Thanksgiving dinner within my family has become a tradition that calls for my entire extended family to get together and have a great dinner followed by dessert, drinks and games. It is also an all day event. Someone within my family usually volunteers to host the dinner and we all contribute a dish or two to make a complete Thanksgiving feast. This usually means that on Thanksgiving Day the host family will have anywhere from 20-25 adults, 8-13 kids between the ages of one and thirteen and a few teenagers. The teenagers usually take care of themselves but how do you manage the 8-13 kids for the entire day while keeping your house in order?
In case you have not had an opportunity to read my bio allow me to sum it up for you. I am a mother of three. If you add my three children in with my husband and I, together we are a household of five. I am sure that someone reading this right now is thinking to themselves so….. Here is the deal. Thanksgiving is our next major holiday and if you spend Thanksgiving outside of your nuclear family and with your extend family, depending on your family size you can have some affair.
Children usually don’t think of themselves as children but as little adults. I am constantly reminding my children that I am the mother and that they are the kids. To keep them from doing what they want to do; without yelling and disciplining takes a little imagination, role playing, preplanning and patience. The following list are some things that I do to keep my children engaged. I have found that only the children who are able to feed themselves and are around three or older enjoyed this. Parents of children below the age of three usually eat and run.
§ Before Thanksgiving Day go online and search for printable thanksgiving activities for various ages. Print and save. Rent an excellent children’s movie. I recommend UP. The younger kids and older kids will like it.
§ Tell the kids that today they are going to be playing restaurant and that they are customers.
§ Prepare a special table just for the kids (preferably a folding table/tables).
§ Cover each table with old Christmas wrapping paper white side up. Place crayons and markers on the table. Seat them and let the kids draw until their plates are made. Tto get the markers and crayons from them without fighting and get them to eat just tell them that you have to change the paper. Remove the old paper and replace with new making sure to keep the markers and crayons well hidden, then put their plates in front of them being sure to tell them that their dinner is served.

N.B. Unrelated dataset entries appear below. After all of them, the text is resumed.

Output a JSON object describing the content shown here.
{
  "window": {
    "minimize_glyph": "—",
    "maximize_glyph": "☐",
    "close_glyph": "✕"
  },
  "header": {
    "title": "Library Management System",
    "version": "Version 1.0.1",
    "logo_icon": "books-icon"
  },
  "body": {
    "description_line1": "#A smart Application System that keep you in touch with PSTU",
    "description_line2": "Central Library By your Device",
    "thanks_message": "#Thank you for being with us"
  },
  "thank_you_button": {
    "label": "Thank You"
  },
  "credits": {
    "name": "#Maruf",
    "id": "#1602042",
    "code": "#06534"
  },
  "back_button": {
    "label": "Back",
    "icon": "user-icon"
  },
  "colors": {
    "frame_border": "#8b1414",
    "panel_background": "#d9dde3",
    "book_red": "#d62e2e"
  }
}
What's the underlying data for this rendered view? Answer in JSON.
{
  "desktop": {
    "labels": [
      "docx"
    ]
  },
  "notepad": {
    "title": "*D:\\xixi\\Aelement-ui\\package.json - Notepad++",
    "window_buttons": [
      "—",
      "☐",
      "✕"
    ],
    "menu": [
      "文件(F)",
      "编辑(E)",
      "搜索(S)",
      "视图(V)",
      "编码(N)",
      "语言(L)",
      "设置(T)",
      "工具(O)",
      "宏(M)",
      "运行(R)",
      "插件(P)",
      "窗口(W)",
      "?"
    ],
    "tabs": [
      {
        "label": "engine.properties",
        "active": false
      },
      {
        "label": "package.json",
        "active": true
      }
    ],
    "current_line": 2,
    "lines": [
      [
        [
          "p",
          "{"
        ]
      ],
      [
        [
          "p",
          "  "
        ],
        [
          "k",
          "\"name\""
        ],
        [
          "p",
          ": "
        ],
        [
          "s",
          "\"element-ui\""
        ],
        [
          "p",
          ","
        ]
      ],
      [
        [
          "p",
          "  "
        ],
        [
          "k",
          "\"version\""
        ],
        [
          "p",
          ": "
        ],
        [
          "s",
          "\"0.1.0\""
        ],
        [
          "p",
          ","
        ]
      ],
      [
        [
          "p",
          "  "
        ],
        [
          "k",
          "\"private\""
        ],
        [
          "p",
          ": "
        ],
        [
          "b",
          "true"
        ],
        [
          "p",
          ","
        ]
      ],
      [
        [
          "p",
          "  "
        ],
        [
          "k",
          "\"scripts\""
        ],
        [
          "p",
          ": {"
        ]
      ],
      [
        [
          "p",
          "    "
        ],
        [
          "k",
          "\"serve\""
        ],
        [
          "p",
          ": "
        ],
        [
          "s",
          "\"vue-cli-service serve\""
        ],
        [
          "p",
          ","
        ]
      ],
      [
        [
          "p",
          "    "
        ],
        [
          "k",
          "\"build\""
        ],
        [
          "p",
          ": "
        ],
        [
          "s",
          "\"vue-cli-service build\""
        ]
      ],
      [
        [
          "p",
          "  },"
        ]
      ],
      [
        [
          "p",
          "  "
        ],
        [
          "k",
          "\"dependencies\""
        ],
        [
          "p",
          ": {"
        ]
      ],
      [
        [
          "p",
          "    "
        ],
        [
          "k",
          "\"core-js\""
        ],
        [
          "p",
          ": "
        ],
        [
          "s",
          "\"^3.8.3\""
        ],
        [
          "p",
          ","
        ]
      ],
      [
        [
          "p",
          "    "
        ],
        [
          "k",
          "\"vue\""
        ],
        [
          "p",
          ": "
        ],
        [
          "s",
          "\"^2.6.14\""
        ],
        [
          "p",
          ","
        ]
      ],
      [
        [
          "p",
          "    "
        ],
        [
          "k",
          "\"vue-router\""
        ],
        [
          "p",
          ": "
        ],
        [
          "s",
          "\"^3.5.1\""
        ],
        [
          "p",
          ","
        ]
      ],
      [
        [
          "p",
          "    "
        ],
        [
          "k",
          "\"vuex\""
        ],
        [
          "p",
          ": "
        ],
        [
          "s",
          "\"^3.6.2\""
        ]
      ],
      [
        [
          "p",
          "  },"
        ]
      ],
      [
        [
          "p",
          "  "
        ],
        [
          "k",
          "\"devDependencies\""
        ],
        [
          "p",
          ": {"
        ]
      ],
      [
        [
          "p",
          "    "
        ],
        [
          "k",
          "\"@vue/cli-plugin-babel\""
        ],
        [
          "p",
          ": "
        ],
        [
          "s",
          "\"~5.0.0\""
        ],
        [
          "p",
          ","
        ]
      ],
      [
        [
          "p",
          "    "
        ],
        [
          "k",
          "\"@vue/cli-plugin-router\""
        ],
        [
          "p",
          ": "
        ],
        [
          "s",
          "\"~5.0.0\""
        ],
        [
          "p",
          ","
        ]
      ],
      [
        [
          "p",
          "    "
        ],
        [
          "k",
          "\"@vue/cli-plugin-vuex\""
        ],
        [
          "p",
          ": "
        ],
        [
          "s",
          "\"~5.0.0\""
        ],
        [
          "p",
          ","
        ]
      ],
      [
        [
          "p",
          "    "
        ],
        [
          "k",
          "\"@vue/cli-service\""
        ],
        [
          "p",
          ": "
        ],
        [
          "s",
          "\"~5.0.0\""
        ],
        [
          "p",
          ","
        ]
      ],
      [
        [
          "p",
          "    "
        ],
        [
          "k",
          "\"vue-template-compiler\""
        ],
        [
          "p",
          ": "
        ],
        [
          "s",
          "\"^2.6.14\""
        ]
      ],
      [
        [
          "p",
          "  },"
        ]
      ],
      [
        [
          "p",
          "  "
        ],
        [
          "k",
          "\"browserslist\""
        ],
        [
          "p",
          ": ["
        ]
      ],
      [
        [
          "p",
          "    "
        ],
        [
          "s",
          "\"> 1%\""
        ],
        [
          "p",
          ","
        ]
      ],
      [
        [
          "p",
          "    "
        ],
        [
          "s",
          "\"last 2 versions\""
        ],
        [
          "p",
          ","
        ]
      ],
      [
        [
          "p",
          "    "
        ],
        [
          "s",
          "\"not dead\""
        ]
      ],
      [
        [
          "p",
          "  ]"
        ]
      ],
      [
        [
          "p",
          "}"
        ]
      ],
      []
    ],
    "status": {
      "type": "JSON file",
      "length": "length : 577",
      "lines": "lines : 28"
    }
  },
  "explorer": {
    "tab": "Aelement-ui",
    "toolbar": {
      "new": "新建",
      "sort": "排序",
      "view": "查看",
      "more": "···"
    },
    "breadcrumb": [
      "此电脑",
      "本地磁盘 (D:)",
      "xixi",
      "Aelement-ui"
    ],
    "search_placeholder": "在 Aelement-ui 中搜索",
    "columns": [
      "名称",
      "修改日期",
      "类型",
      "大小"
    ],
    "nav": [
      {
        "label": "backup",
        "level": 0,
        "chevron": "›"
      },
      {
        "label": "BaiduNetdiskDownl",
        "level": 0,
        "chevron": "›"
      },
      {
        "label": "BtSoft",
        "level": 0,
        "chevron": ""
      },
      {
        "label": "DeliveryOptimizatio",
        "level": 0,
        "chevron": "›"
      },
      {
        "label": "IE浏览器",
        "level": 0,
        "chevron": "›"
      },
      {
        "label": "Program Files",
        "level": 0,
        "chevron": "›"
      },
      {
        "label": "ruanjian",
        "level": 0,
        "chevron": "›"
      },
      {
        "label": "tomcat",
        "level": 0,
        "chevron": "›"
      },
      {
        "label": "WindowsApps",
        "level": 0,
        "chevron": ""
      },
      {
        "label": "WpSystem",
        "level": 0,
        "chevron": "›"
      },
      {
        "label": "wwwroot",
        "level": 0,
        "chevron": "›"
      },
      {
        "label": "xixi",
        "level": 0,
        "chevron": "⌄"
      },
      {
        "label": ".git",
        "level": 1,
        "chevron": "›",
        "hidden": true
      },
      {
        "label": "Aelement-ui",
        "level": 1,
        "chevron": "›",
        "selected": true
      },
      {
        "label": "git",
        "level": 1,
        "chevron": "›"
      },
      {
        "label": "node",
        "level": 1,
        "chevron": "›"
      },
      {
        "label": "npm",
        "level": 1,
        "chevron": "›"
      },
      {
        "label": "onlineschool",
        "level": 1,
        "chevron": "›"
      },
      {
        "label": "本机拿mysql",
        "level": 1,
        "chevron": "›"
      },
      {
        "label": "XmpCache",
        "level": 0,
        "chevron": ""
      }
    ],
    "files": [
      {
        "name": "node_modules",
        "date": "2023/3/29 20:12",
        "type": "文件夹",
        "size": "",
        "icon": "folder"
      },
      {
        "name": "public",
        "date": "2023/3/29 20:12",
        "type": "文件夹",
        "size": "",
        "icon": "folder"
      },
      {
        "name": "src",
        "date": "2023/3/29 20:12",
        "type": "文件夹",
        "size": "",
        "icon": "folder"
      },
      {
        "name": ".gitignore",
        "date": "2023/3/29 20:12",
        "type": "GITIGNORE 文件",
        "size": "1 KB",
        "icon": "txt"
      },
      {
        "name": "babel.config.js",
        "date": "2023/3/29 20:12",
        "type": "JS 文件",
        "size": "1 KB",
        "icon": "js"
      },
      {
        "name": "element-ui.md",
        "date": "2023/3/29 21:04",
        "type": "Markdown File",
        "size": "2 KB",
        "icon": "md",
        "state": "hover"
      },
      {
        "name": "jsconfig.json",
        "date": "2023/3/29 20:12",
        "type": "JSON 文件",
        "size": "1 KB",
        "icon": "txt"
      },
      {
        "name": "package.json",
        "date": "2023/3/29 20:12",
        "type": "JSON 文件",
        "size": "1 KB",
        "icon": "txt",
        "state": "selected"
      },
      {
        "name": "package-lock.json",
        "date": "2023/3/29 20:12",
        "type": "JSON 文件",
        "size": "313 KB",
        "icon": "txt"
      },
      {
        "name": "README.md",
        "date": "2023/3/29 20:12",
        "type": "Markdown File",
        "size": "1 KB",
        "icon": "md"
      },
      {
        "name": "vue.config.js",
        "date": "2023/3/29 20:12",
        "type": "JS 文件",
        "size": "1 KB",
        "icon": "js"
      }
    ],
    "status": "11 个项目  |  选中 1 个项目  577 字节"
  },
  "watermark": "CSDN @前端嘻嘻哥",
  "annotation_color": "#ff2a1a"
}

§ After dinner offer the children dessert. Try to make the desserts child friendly, things that they can put together themselves. Example – Graham crackers, chocolate and marshmallows for S’mores (you may have to show them first how to make a S’more). Cookies and ice cream for ice cream sandwiches. Sliced fruit and whip cream for dip. Strawberries, whip cream and sponge shells for a miniature strawberry shortcake. The kids will love the idea of making their own dessert.
§ Once they are finished with dessert give them all damp napkins to clean their spots. Collect napkins and dry the table. Thank them for coming to your restaurant and have the children do the printables. When the kids are finished have them write their names on it and/or have the older ones help the younger ones. (You will give them their artwork to take home when they are leaving.)
§ Put on that movie you rented and make sure the area where they will watch the movies has a few small blankets and pillows as some of the children will fall asleep. Be prepared with little movie snacks too.
The movies should be the last activity by this time you will find that some of your guests will have started packing up if not already packed and ready to go. I know that this may seem like a lot for you to have to do along with hosting the dinner but have your kids help you or recruit another family member. You will not regret it in the end.
Please comment and share with other readers the things that you do to ensure that your youngest guest are occupied during Thanksgiving dinner.